I remember attending a hostage survival briefing years ago – because, Iraq – in which a negotiator told the story of a soldier held hostage for several months before being liberated. When you’re in a hole in the ground and only see daylight when someone is torturing you, it would make sense to think that you were living your own sort of ‘end of days’. Unless you chose otherwise. Unless you chose, in this case, to begin mentally working on the plans for remodelling your family home. One room at a time. In infinite detail. Including the conversations with your wife about budget, design and load bearing beams. Starting from scratch every day, ensuring the image was clear as a picture and, importantly, something you were going home to. When I think about that soldier, it seems to me that what kills the Preppers in the end is that they fail to plan for what’s on the other side. What happens in the dark days that follow the loss of all you knew?
In Iraq I had the honour of working closely with the locals on a daily basis. Developing relationships required a lot of patience, sipping tea, waiting, sipping more tea, welfaring and listening. There was no point in rushing decisions or pushing for agreements, these people were just coming out of their own ‘end of days’. They had only just turned the tide on the enemy and begun to rebuild. They were just catching their breath, and the rockets hadn’t even stopped.

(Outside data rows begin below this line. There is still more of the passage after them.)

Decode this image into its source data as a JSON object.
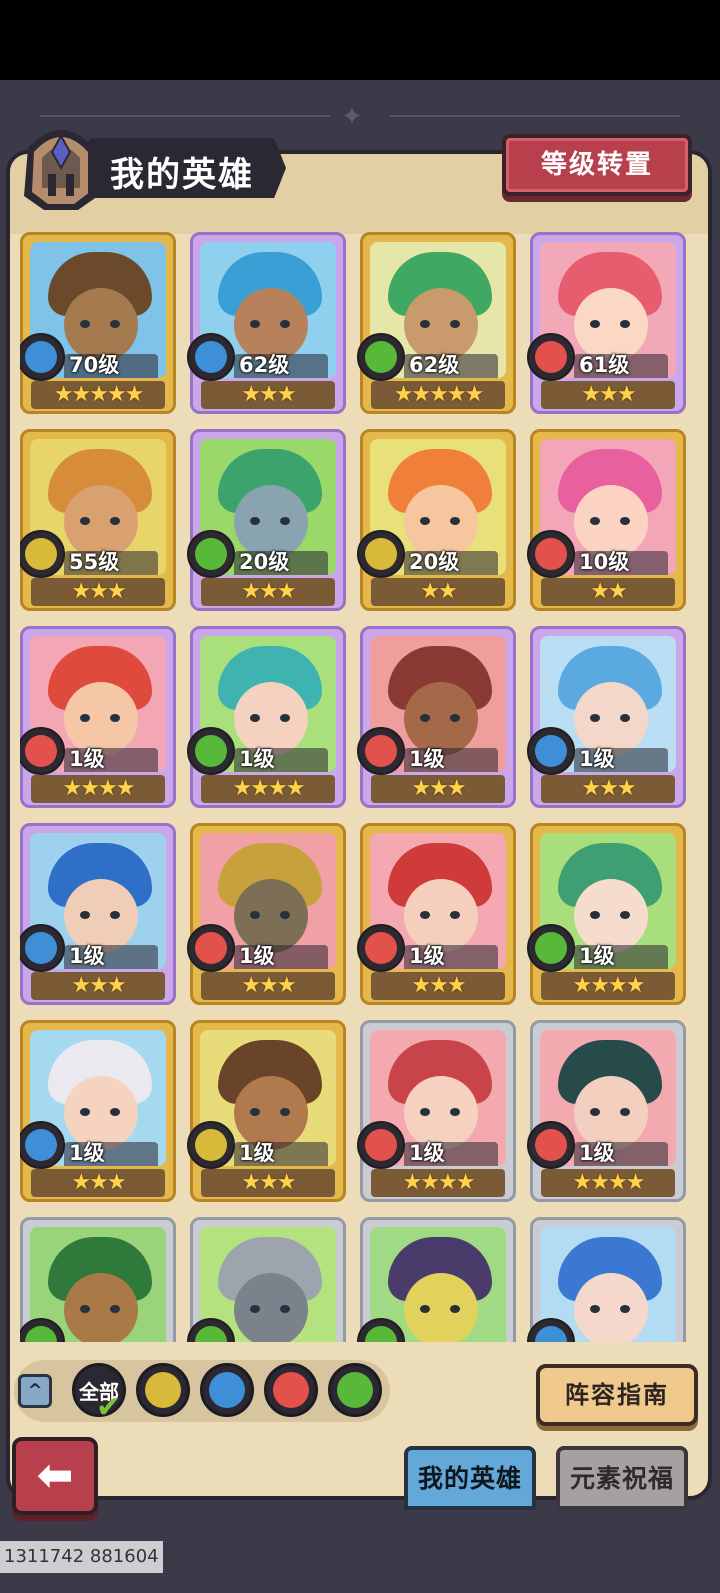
{
  "header": {
    "title": "我的英雄",
    "level_transfer_button": "等级转置"
  },
  "elements": {
    "water": "#3f8fd8",
    "fire": "#e2514b",
    "wood": "#58b83a",
    "earth": "#d9b93a"
  },
  "heroes": [
    {
      "level": "70级",
      "stars": "★★★★★",
      "element": "water",
      "frame": "gold",
      "bg": "#7fc3e8",
      "hair": "#6b4a2c",
      "skin": "#a57a4e"
    },
    {
      "level": "62级",
      "stars": "★★★",
      "element": "water",
      "frame": "purple",
      "bg": "#8fd0ef",
      "hair": "#3a9fd4",
      "skin": "#b7815c"
    },
    {
      "level": "62级",
      "stars": "★★★★★",
      "element": "wood",
      "frame": "gold",
      "bg": "#e6e6a8",
      "hair": "#3fa862",
      "skin": "#c99a6c"
    },
    {
      "level": "61级",
      "stars": "★★★",
      "element": "fire",
      "frame": "purple",
      "bg": "#f2a8b7",
      "hair": "#e65d6f",
      "skin": "#fbd8c4"
    },
    {
      "level": "55级",
      "stars": "★★★",
      "element": "earth",
      "frame": "gold",
      "bg": "#e8d56a",
      "hair": "#d78c3a",
      "skin": "#d9a070"
    },
    {
      "level": "20级",
      "stars": "★★★",
      "element": "wood",
      "frame": "purple",
      "bg": "#9bd86a",
      "hair": "#3da36d",
      "skin": "#8aa3b0"
    },
    {
      "level": "20级",
      "stars": "★★",
      "element": "earth",
      "frame": "gold",
      "bg": "#e9e07a",
      "hair": "#f07f3a",
      "skin": "#f6c79e"
    },
    {
      "level": "10级",
      "stars": "★★",
      "element": "fire",
      "frame": "gold",
      "bg": "#f3a6b8",
      "hair": "#e8609e",
      "skin": "#fcd3c3"
    },
    {
      "level": "1级",
      "stars": "★★★★",
      "element": "fire",
      "frame": "purple",
      "bg": "#f3a6b4",
      "hair": "#e04a3c",
      "skin": "#f5c7a7"
    },
    {
      "level": "1级",
      "stars": "★★★★",
      "element": "wood",
      "frame": "purple",
      "bg": "#a9e07b",
      "hair": "#3fb3b0",
      "skin": "#f5d1bf"
    },
    {
      "level": "1级",
      "stars": "★★★",
      "element": "fire",
      "frame": "purple",
      "bg": "#ef9d9d",
      "hair": "#8a3a32",
      "skin": "#a5694a"
    },
    {
      "level": "1级",
      "stars": "★★★",
      "element": "water",
      "frame": "purple",
      "bg": "#b9ddf2",
      "hair": "#5aa9e0",
      "skin": "#f3d7c9"
    },
    {
      "level": "1级",
      "stars": "★★★",
      "element": "water",
      "frame": "purple",
      "bg": "#9dd1ee",
      "hair": "#2f6fc7",
      "skin": "#f0cdb6"
    },
    {
      "level": "1级",
      "stars": "★★★",
      "element": "fire",
      "frame": "gold",
      "bg": "#f1a0a5",
      "hair": "#c7a13c",
      "skin": "#7d6f56"
    },
    {
      "level": "1级",
      "stars": "★★★",
      "element": "fire",
      "frame": "gold",
      "bg": "#f4a9b2",
      "hair": "#cf3a3a",
      "skin": "#f6cfbc"
    },
    {
      "level": "1级",
      "stars": "★★★★",
      "element": "wood",
      "frame": "gold",
      "bg": "#a8df7c",
      "hair": "#3e9f72",
      "skin": "#f6dccd"
    },
    {
      "level": "1级",
      "stars": "★★★",
      "element": "water",
      "frame": "gold",
      "bg": "#a5d9f0",
      "hair": "#e9e9ef",
      "skin": "#f5d3bf"
    },
    {
      "level": "1级",
      "stars": "★★★",
      "element": "earth",
      "frame": "gold",
      "bg": "#e8dc7a",
      "hair": "#6a4428",
      "skin": "#b17a4e"
    },
    {
      "level": "1级",
      "stars": "★★★★",
      "element": "fire",
      "frame": "silver",
      "bg": "#f3a9ad",
      "hair": "#c8444a",
      "skin": "#f6d1c0"
    },
    {
      "level": "1级",
      "stars": "★★★★",
      "element": "fire",
      "frame": "silver",
      "bg": "#f2aab0",
      "hair": "#274a4b",
      "skin": "#f3cfbf"
    },
    {
      "level": "",
      "stars": "",
      "element": "wood",
      "frame": "silver",
      "bg": "#9ad47a",
      "hair": "#2f7a3a",
      "skin": "#a97a48"
    },
    {
      "level": "",
      "stars": "",
      "element": "wood",
      "frame": "silver",
      "bg": "#b4e27e",
      "hair": "#9ea4ad",
      "skin": "#7b828c"
    },
    {
      "level": "",
      "stars": "",
      "element": "wood",
      "frame": "silver",
      "bg": "#a0da84",
      "hair": "#4a3c6a",
      "skin": "#e2d15a"
    },
    {
      "level": "",
      "stars": "",
      "element": "water",
      "frame": "silver",
      "bg": "#b3dcf3",
      "hair": "#3a78d2",
      "skin": "#f5d8cb"
    }
  ],
  "filter": {
    "collapse_icon": "^",
    "all_label": "全部",
    "options": [
      "earth",
      "water",
      "fire",
      "wood"
    ]
  },
  "guide_button": "阵容指南",
  "tabs": {
    "active": "我的英雄",
    "inactive": "元素祝福"
  },
  "watermark": "1311742 881604"
}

Towards the end of my time there a two star General shared with me his experience of survival under Saddam’s regime. I had already heard most of the horror stories, seen the blood stains and the shelled buildings for myself. I had visited what I referred to as the ‘tank graveyards’, run my fingertips along the grooves in walls cause by bullets, seen the helmets at the Cross Swords. I was pretty much ready for anything. Or so I thought. The story the General told me was a simple one and perhaps not that uncommon in war-zones. It involved his family. How they had been preparing their evening meal and found a dead rat, decomposing in their rice. Their last rice. There were no shops they could pop out to. There was no reserve of food in the basement. And it was too late and too dangerous to be outside even if you could beg from a neighbour. Even if that neighbour had food, to spare. He told me how his wife’s eyes had met his over the top of the tin containing the rice and the rat, full of despair and anger. Their eyes held, and against the backdrop of their children playing in the next room, without a word, they made a decision. He reached in, plucked out that rat and threw it away, before continuing to prepare their dinner… with that rice. They weren’t Preppers, they were survivors.
I think I knew in that moment that it wouldn’t be my ‘grab bag’ that ultimately kept me alive when the SHTF. It was a useful safety blanket, but in the end it would be what my mother describes as the sort of personality that if told I couldn’t climb Mt Everest, I’d do it, with a donkey on my back, just to prove a point.
We all have our own ‘end of days’. When the fat will be stripped from the bone. It’s then that we will discover the strength of our personal infrastructure. When we will understand that it’s not about worldly possessions and how much we have been hoarding. It’s about the mind, the spirit, the heart of who we are. And how well we have been preparing those. Are they well nourished, honoured, respected? Are they authentic and honest? Are we calm and present? Those are the muscles we all need to flex, the stores we need to gather. The bunker will keep you safe physically, but only so long as your heart and spirit can endure.
Then there’s what Buffy taught me about apocalypses. They can be averted. Annually. And mostly it only takes an all night planning session, with your closest friends, down at the local library. Gather up a few rudimentary weapons, a whiteboard, some coloured markers and order in take-out.
Whatever your plan in the face of adversity, remember this, don’t drink from the Kool-Aid. You don’t need anyone else’s rhetoric to get you through. You are a survivor.